What I was craving, I realized, was a sense of the mood of this region these days, since the political and economic climate has altered. I also wanted to get a sense of the pulse of life for young people there now. Where they hang out, where they avoid. Where they meet locals, where they meet expats. How their perceptions of the country have been challenged or changed. But the more I thought about it, the more I realized that even if I dragged my family there for a week, I wouldn’t necessarily get that information. Not sealed up in an air-conditioned Marriott drinking our bottled water. I had a sense of youth culture and the pulse and pace of life by actually living and working in that country, years ago. If I went there now, it would be a different trip altogether.

It occurred to me that an avatar would be useful. Some ability to send a version of myself to walk those streets and absorb the culture there today, without leaving home. But wait — couldn’t technology make that possible? I got to work.

I designed a three-page questionnaire for people under 30, living and working in that country. I got in touch with schools I had worked with in the past and organizations that cater to young expats. I offered Amazon gift certificates in exchange for thoughtful answers to my questions about life there today. I got a fair number of respondents, and the surveys are flying back to me now, with useful and insightful information — exactly the kind of word-on-the-street stuff I wanted to absorb. Collectively, the responses are giving me a picture of the place right now; they also jog more memories of my own experiences there. Everyone so far has offered to be available to answer further questions. At some point in the story I’m writing I’ll need to figure out a certain type of travel route, and I hope one of my avatars, or ground troops there, will be willing to test it out for me.
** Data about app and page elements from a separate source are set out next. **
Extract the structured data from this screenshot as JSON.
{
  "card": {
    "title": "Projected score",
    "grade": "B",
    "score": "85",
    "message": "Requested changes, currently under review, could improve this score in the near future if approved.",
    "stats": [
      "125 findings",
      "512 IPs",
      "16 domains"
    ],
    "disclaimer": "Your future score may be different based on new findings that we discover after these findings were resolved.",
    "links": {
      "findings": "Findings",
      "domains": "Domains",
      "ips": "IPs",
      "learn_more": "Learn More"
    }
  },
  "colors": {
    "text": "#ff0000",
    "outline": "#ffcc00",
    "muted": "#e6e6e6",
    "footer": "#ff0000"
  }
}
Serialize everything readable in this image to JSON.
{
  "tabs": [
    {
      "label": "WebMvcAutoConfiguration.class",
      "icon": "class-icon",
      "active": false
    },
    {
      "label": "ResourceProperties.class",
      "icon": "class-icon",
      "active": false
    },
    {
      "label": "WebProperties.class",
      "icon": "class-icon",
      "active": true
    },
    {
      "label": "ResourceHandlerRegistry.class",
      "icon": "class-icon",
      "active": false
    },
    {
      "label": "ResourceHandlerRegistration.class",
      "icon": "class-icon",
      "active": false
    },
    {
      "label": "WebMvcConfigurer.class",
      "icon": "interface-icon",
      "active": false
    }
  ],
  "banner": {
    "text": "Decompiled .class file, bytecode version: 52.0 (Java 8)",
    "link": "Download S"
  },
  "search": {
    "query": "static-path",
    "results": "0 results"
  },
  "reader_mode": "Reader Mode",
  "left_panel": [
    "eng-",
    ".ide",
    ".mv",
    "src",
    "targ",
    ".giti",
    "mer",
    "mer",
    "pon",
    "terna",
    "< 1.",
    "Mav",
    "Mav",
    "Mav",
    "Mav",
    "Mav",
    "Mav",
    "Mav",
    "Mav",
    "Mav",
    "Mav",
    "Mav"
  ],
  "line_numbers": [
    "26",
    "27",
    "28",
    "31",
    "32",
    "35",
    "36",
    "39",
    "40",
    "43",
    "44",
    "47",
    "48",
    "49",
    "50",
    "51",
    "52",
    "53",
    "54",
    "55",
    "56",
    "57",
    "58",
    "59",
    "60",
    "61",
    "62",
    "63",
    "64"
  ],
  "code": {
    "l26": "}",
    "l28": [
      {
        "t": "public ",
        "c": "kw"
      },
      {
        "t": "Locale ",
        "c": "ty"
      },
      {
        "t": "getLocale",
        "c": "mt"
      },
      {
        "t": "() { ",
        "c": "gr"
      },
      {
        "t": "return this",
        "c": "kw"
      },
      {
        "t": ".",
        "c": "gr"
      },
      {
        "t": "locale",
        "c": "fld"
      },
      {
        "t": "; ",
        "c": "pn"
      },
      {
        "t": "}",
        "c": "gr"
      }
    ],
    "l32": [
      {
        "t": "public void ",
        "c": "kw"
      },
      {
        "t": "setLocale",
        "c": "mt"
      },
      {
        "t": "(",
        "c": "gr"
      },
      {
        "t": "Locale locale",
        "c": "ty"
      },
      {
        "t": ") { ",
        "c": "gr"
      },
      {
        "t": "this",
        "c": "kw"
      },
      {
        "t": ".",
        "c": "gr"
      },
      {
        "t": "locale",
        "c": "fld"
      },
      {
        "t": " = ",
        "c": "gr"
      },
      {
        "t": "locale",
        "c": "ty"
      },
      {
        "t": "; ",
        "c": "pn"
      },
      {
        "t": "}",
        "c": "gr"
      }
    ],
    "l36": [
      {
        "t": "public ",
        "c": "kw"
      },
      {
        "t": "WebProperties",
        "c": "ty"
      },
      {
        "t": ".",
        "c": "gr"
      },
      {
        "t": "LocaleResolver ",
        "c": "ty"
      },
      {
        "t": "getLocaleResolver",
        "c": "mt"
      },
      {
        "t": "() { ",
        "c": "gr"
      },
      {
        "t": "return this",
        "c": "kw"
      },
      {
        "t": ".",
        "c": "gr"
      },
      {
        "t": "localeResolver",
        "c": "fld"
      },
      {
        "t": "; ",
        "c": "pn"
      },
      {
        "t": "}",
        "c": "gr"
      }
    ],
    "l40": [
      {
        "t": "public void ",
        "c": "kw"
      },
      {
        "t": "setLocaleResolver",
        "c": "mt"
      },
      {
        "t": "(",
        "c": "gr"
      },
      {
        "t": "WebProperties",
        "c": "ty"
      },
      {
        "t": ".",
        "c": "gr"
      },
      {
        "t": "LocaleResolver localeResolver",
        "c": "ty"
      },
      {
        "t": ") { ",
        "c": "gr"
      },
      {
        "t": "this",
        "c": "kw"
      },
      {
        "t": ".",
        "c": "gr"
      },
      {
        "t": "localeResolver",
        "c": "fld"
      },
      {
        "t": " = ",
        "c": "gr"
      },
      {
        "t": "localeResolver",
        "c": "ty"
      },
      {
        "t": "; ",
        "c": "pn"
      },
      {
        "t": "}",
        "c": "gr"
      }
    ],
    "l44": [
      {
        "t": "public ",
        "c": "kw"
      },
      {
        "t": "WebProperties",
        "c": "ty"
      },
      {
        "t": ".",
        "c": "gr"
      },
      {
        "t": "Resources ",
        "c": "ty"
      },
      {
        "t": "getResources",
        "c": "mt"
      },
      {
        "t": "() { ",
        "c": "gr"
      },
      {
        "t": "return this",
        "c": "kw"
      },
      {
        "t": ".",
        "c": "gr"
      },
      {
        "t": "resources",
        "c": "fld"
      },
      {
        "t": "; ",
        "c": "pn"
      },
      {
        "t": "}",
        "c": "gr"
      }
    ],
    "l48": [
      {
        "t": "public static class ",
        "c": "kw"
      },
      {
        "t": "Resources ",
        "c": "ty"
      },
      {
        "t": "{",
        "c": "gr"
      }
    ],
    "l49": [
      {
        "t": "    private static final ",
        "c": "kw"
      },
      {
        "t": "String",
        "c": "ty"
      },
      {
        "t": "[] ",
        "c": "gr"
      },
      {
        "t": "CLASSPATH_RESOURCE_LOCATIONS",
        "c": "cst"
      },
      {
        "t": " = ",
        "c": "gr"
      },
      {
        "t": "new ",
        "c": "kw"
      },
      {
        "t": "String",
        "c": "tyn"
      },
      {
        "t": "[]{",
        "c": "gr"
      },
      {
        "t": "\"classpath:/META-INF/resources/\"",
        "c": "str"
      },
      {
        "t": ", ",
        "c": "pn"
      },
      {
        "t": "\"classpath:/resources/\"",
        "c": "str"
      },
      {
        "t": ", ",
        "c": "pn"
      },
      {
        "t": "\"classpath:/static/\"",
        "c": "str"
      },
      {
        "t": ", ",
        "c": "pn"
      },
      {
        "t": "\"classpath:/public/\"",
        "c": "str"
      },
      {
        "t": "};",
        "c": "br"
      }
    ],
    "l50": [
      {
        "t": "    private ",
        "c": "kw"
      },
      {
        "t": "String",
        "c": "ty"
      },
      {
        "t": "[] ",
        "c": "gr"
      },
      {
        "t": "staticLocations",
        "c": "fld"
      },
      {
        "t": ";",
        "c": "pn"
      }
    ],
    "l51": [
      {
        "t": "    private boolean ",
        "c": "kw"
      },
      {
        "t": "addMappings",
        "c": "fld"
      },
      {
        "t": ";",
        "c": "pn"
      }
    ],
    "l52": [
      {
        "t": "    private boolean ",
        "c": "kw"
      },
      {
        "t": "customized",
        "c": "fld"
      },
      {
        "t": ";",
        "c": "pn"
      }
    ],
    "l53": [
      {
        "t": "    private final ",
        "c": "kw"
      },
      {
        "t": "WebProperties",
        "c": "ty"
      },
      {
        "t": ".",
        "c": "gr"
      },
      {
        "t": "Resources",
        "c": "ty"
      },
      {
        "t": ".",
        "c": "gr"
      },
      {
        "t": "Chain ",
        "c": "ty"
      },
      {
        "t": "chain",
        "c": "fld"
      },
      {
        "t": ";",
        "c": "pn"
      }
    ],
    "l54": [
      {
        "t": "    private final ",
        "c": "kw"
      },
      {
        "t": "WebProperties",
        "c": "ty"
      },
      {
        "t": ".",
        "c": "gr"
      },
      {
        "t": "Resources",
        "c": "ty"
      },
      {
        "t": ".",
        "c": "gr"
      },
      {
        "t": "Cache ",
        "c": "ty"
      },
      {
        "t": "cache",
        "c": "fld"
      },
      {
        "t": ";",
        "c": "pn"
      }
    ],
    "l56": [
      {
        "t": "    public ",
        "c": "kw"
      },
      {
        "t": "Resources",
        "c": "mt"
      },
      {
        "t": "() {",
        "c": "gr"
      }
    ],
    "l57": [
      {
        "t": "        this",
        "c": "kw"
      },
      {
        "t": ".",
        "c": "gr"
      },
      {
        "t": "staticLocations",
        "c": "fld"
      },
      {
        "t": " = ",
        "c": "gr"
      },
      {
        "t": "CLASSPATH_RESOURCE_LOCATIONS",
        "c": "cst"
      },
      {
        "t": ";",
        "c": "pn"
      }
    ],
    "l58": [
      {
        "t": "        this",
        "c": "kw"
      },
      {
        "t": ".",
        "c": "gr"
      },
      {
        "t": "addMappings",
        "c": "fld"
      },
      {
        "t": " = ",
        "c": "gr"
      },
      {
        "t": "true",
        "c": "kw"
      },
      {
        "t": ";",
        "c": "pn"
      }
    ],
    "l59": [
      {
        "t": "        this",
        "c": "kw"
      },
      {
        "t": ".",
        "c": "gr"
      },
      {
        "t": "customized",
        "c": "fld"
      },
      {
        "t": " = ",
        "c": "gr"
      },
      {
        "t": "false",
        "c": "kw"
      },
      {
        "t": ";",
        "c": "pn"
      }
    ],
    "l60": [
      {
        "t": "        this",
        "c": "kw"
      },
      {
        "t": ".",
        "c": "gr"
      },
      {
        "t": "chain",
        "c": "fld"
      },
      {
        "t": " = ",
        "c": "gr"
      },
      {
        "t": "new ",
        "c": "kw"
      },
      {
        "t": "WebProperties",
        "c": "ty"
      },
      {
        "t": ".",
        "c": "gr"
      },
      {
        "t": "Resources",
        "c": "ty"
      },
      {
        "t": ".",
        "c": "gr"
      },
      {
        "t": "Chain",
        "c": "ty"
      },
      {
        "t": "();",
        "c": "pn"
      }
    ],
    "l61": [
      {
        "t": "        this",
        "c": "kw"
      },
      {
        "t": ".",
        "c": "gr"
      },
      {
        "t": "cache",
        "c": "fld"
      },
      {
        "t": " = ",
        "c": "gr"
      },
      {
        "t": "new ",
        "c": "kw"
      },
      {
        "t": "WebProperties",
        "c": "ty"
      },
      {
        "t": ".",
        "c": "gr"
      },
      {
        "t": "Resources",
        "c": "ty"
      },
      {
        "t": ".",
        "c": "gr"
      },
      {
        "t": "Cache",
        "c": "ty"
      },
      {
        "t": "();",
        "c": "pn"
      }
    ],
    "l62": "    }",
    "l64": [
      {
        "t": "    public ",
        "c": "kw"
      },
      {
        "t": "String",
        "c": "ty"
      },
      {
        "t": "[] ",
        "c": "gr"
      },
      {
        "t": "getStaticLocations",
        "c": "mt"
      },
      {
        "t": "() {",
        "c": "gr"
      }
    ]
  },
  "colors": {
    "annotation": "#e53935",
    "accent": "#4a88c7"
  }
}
I’d love to hear from others who set their works in distant places: how do you jog your memories or take virtual trips? How important do you feel it is to actually visit the places you write about?